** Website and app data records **
============================================================
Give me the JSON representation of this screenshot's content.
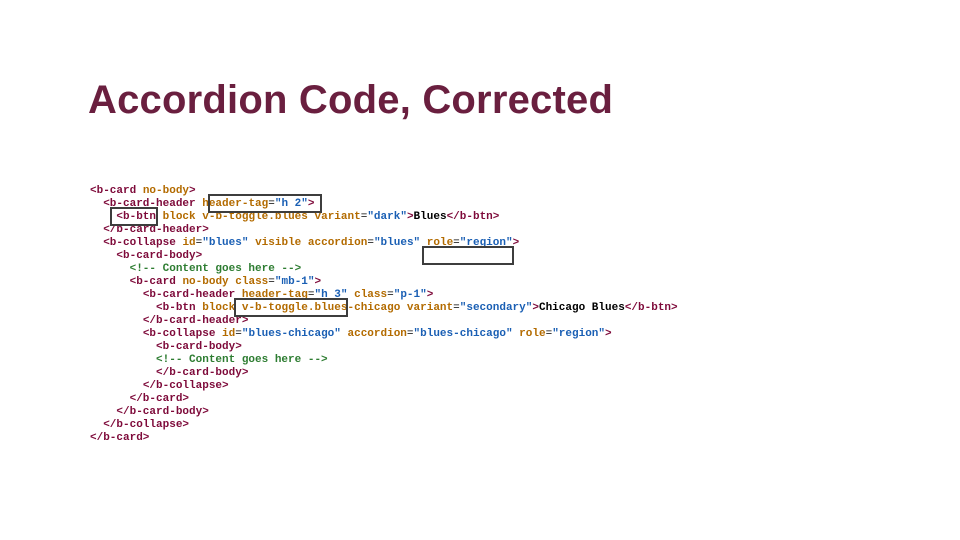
{
  "title": "Accordion Code, Corrected",
  "code": {
    "lines": [
      {
        "indent": 0,
        "tokens": [
          {
            "c": "tag",
            "t": "<b-card"
          },
          {
            "c": "punct",
            "t": " "
          },
          {
            "c": "attr",
            "t": "no-body"
          },
          {
            "c": "tag",
            "t": ">"
          }
        ]
      },
      {
        "indent": 1,
        "tokens": [
          {
            "c": "tag",
            "t": "<b-card-header"
          },
          {
            "c": "punct",
            "t": " "
          },
          {
            "c": "attr",
            "t": "header-tag"
          },
          {
            "c": "punct",
            "t": "="
          },
          {
            "c": "val",
            "t": "\"h 2\""
          },
          {
            "c": "tag",
            "t": ">"
          }
        ]
      },
      {
        "indent": 2,
        "tokens": [
          {
            "c": "tag",
            "t": "<b-btn"
          },
          {
            "c": "punct",
            "t": " "
          },
          {
            "c": "attr",
            "t": "block"
          },
          {
            "c": "punct",
            "t": " "
          },
          {
            "c": "attr",
            "t": "v-b-toggle."
          },
          {
            "c": "attr",
            "t": "blues"
          },
          {
            "c": "punct",
            "t": " "
          },
          {
            "c": "attr",
            "t": "variant"
          },
          {
            "c": "punct",
            "t": "="
          },
          {
            "c": "val",
            "t": "\"dark\""
          },
          {
            "c": "tag",
            "t": ">"
          },
          {
            "c": "text",
            "t": "Blues"
          },
          {
            "c": "tag",
            "t": "</b-btn>"
          }
        ]
      },
      {
        "indent": 1,
        "tokens": [
          {
            "c": "tag",
            "t": "</b-card-header>"
          }
        ]
      },
      {
        "indent": 1,
        "tokens": [
          {
            "c": "tag",
            "t": "<b-collapse"
          },
          {
            "c": "punct",
            "t": " "
          },
          {
            "c": "attr",
            "t": "id"
          },
          {
            "c": "punct",
            "t": "="
          },
          {
            "c": "val",
            "t": "\"blues\""
          },
          {
            "c": "punct",
            "t": " "
          },
          {
            "c": "attr",
            "t": "visible"
          },
          {
            "c": "punct",
            "t": " "
          },
          {
            "c": "attr",
            "t": "accordion"
          },
          {
            "c": "punct",
            "t": "="
          },
          {
            "c": "val",
            "t": "\"blues\""
          },
          {
            "c": "punct",
            "t": " "
          },
          {
            "c": "attr",
            "t": "role"
          },
          {
            "c": "punct",
            "t": "="
          },
          {
            "c": "val",
            "t": "\"region\""
          },
          {
            "c": "tag",
            "t": ">"
          }
        ]
      },
      {
        "indent": 2,
        "tokens": [
          {
            "c": "tag",
            "t": "<b-card-body>"
          }
        ]
      },
      {
        "indent": 3,
        "tokens": [
          {
            "c": "com",
            "t": "<!-- Content goes here -->"
          }
        ]
      },
      {
        "indent": 3,
        "tokens": [
          {
            "c": "tag",
            "t": "<b-card"
          },
          {
            "c": "punct",
            "t": " "
          },
          {
            "c": "attr",
            "t": "no-body"
          },
          {
            "c": "punct",
            "t": " "
          },
          {
            "c": "attr",
            "t": "class"
          },
          {
            "c": "punct",
            "t": "="
          },
          {
            "c": "val",
            "t": "\"mb-1\""
          },
          {
            "c": "tag",
            "t": ">"
          }
        ]
      },
      {
        "indent": 4,
        "tokens": [
          {
            "c": "tag",
            "t": "<b-card-header"
          },
          {
            "c": "punct",
            "t": " "
          },
          {
            "c": "attr",
            "t": "header-tag"
          },
          {
            "c": "punct",
            "t": "="
          },
          {
            "c": "val",
            "t": "\"h 3\""
          },
          {
            "c": "punct",
            "t": " "
          },
          {
            "c": "attr",
            "t": "class"
          },
          {
            "c": "punct",
            "t": "="
          },
          {
            "c": "val",
            "t": "\"p-1\""
          },
          {
            "c": "tag",
            "t": ">"
          }
        ]
      },
      {
        "indent": 5,
        "tokens": [
          {
            "c": "tag",
            "t": "<b-btn"
          },
          {
            "c": "punct",
            "t": " "
          },
          {
            "c": "attr",
            "t": "block"
          },
          {
            "c": "punct",
            "t": " "
          },
          {
            "c": "attr",
            "t": "v-b-toggle."
          },
          {
            "c": "attr",
            "t": "blues-chicago"
          },
          {
            "c": "punct",
            "t": " "
          },
          {
            "c": "attr",
            "t": "variant"
          },
          {
            "c": "punct",
            "t": "="
          },
          {
            "c": "val",
            "t": "\"secondary\""
          },
          {
            "c": "tag",
            "t": ">"
          },
          {
            "c": "text",
            "t": "Chicago Blues"
          },
          {
            "c": "tag",
            "t": "</b-btn>"
          }
        ]
      },
      {
        "indent": 4,
        "tokens": [
          {
            "c": "tag",
            "t": "</b-card-header>"
          }
        ]
      },
      {
        "indent": 4,
        "tokens": [
          {
            "c": "tag",
            "t": "<b-collapse"
          },
          {
            "c": "punct",
            "t": " "
          },
          {
            "c": "attr",
            "t": "id"
          },
          {
            "c": "punct",
            "t": "="
          },
          {
            "c": "val",
            "t": "\"blues-chicago\""
          },
          {
            "c": "punct",
            "t": " "
          },
          {
            "c": "attr",
            "t": "accordion"
          },
          {
            "c": "punct",
            "t": "="
          },
          {
            "c": "val",
            "t": "\"blues-chicago\""
          },
          {
            "c": "punct",
            "t": " "
          },
          {
            "c": "attr",
            "t": "role"
          },
          {
            "c": "punct",
            "t": "="
          },
          {
            "c": "val",
            "t": "\"region\""
          },
          {
            "c": "tag",
            "t": ">"
          }
        ]
      },
      {
        "indent": 5,
        "tokens": [
          {
            "c": "tag",
            "t": "<b-card-body>"
          }
        ]
      },
      {
        "indent": 5,
        "tokens": [
          {
            "c": "com",
            "t": "<!-- Content goes here -->"
          }
        ]
      },
      {
        "indent": 5,
        "tokens": [
          {
            "c": "tag",
            "t": "</b-card-body>"
          }
        ]
      },
      {
        "indent": 4,
        "tokens": [
          {
            "c": "tag",
            "t": "</b-collapse>"
          }
        ]
      },
      {
        "indent": 3,
        "tokens": [
          {
            "c": "tag",
            "t": "</b-card>"
          }
        ]
      },
      {
        "indent": 2,
        "tokens": [
          {
            "c": "tag",
            "t": "</b-card-body>"
          }
        ]
      },
      {
        "indent": 1,
        "tokens": [
          {
            "c": "tag",
            "t": "</b-collapse>"
          }
        ]
      },
      {
        "indent": 0,
        "tokens": [
          {
            "c": "tag",
            "t": "</b-card>"
          }
        ]
      }
    ]
  },
  "highlight_boxes": [
    {
      "label": "header-tag=\"h 2\""
    },
    {
      "label": "<b-btn"
    },
    {
      "label": "role=\"region\""
    },
    {
      "label": "header-tag=\"h 3\""
    }
  ]
}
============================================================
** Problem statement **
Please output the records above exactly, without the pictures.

** Answer space **
Give me the JSON representation of this screenshot's content.
{
  "title": "Accordion Code, Corrected",
  "code": {
    "lines": [
      {
        "indent": 0,
        "tokens": [
          {
            "c": "tag",
            "t": "<b-card"
          },
          {
            "c": "punct",
            "t": " "
          },
          {
            "c": "attr",
            "t": "no-body"
          },
          {
            "c": "tag",
            "t": ">"
          }
        ]
      },
      {
        "indent": 1,
        "tokens": [
          {
            "c": "tag",
            "t": "<b-card-header"
          },
          {
            "c": "punct",
            "t": " "
          },
          {
            "c": "attr",
            "t": "header-tag"
          },
          {
            "c": "punct",
            "t": "="
          },
          {
            "c": "val",
            "t": "\"h 2\""
          },
          {
            "c": "tag",
            "t": ">"
          }
        ]
      },
      {
        "indent": 2,
        "tokens": [
          {
            "c": "tag",
            "t": "<b-btn"
          },
          {
            "c": "punct",
            "t": " "
          },
          {
            "c": "attr",
            "t": "block"
          },
          {
            "c": "punct",
            "t": " "
          },
          {
            "c": "attr",
            "t": "v-b-toggle."
          },
          {
            "c": "attr",
            "t": "blues"
          },
          {
            "c": "punct",
            "t": " "
          },
          {
            "c": "attr",
            "t": "variant"
          },
          {
            "c": "punct",
            "t": "="
          },
          {
            "c": "val",
            "t": "\"dark\""
          },
          {
            "c": "tag",
            "t": ">"
          },
          {
            "c": "text",
            "t": "Blues"
          },
          {
            "c": "tag",
            "t": "</b-btn>"
          }
        ]
      },
      {
        "indent": 1,
        "tokens": [
          {
            "c": "tag",
            "t": "</b-card-header>"
          }
        ]
      },
      {
        "indent": 1,
        "tokens": [
          {
            "c": "tag",
            "t": "<b-collapse"
          },
          {
            "c": "punct",
            "t": " "
          },
          {
            "c": "attr",
            "t": "id"
          },
          {
            "c": "punct",
            "t": "="
          },
          {
            "c": "val",
            "t": "\"blues\""
          },
          {
            "c": "punct",
            "t": " "
          },
          {
            "c": "attr",
            "t": "visible"
          },
          {
            "c": "punct",
            "t": " "
          },
          {
            "c": "attr",
            "t": "accordion"
          },
          {
            "c": "punct",
            "t": "="
          },
          {
            "c": "val",
            "t": "\"blues\""
          },
          {
            "c": "punct",
            "t": " "
          },
          {
            "c": "attr",
            "t": "role"
          },
          {
            "c": "punct",
            "t": "="
          },
          {
            "c": "val",
            "t": "\"region\""
          },
          {
            "c": "tag",
            "t": ">"
          }
        ]
      },
      {
        "indent": 2,
        "tokens": [
          {
            "c": "tag",
            "t": "<b-card-body>"
          }
        ]
      },
      {
        "indent": 3,
        "tokens": [
          {
            "c": "com",
            "t": "<!-- Content goes here -->"
          }
        ]
      },
      {
        "indent": 3,
        "tokens": [
          {
            "c": "tag",
            "t": "<b-card"
          },
          {
            "c": "punct",
            "t": " "
          },
          {
            "c": "attr",
            "t": "no-body"
          },
          {
            "c": "punct",
            "t": " "
          },
          {
            "c": "attr",
            "t": "class"
          },
          {
            "c": "punct",
            "t": "="
          },
          {
            "c": "val",
            "t": "\"mb-1\""
          },
          {
            "c": "tag",
            "t": ">"
          }
        ]
      },
      {
        "indent": 4,
        "tokens": [
          {
            "c": "tag",
            "t": "<b-card-header"
          },
          {
            "c": "punct",
            "t": " "
          },
          {
            "c": "attr",
            "t": "header-tag"
          },
          {
            "c": "punct",
            "t": "="
          },
          {
            "c": "val",
            "t": "\"h 3\""
          },
          {
            "c": "punct",
            "t": " "
          },
          {
            "c": "attr",
            "t": "class"
          },
          {
            "c": "punct",
            "t": "="
          },
          {
            "c": "val",
            "t": "\"p-1\""
          },
          {
            "c": "tag",
            "t": ">"
          }
        ]
      },
      {
        "indent": 5,
        "tokens": [
          {
            "c": "tag",
            "t": "<b-btn"
          },
          {
            "c": "punct",
            "t": " "
          },
          {
            "c": "attr",
            "t": "block"
          },
          {
            "c": "punct",
            "t": " "
          },
          {
            "c": "attr",
            "t": "v-b-toggle."
          },
          {
            "c": "attr",
            "t": "blues-chicago"
          },
          {
            "c": "punct",
            "t": " "
          },
          {
            "c": "attr",
            "t": "variant"
          },
          {
            "c": "punct",
            "t": "="
          },
          {
            "c": "val",
            "t": "\"secondary\""
          },
          {
            "c": "tag",
            "t": ">"
          },
          {
            "c": "text",
            "t": "Chicago Blues"
          },
          {
            "c": "tag",
            "t": "</b-btn>"
          }
        ]
      },
      {
        "indent": 4,
        "tokens": [
          {
            "c": "tag",
            "t": "</b-card-header>"
          }
        ]
      },
      {
        "indent": 4,
        "tokens": [
          {
            "c": "tag",
            "t": "<b-collapse"
          },
          {
            "c": "punct",
            "t": " "
          },
          {
            "c": "attr",
            "t": "id"
          },
          {
            "c": "punct",
            "t": "="
          },
          {
            "c": "val",
            "t": "\"blues-chicago\""
          },
          {
            "c": "punct",
            "t": " "
          },
          {
            "c": "attr",
            "t": "accordion"
          },
          {
            "c": "punct",
            "t": "="
          },
          {
            "c": "val",
            "t": "\"blues-chicago\""
          },
          {
            "c": "punct",
            "t": " "
          },
          {
            "c": "attr",
            "t": "role"
          },
          {
            "c": "punct",
            "t": "="
          },
          {
            "c": "val",
            "t": "\"region\""
          },
          {
            "c": "tag",
            "t": ">"
          }
        ]
      },
      {
        "indent": 5,
        "tokens": [
          {
            "c": "tag",
            "t": "<b-card-body>"
          }
        ]
      },
      {
        "indent": 5,
        "tokens": [
          {
            "c": "com",
            "t": "<!-- Content goes here -->"
          }
        ]
      },
      {
        "indent": 5,
        "tokens": [
          {
            "c": "tag",
            "t": "</b-card-body>"
          }
        ]
      },
      {
        "indent": 4,
        "tokens": [
          {
            "c": "tag",
            "t": "</b-collapse>"
          }
        ]
      },
      {
        "indent": 3,
        "tokens": [
          {
            "c": "tag",
            "t": "</b-card>"
          }
        ]
      },
      {
        "indent": 2,
        "tokens": [
          {
            "c": "tag",
            "t": "</b-card-body>"
          }
        ]
      },
      {
        "indent": 1,
        "tokens": [
          {
            "c": "tag",
            "t": "</b-collapse>"
          }
        ]
      },
      {
        "indent": 0,
        "tokens": [
          {
            "c": "tag",
            "t": "</b-card>"
          }
        ]
      }
    ]
  },
  "highlight_boxes": [
    {
      "label": "header-tag=\"h 2\""
    },
    {
      "label": "<b-btn"
    },
    {
      "label": "role=\"region\""
    },
    {
      "label": "header-tag=\"h 3\""
    }
  ]
}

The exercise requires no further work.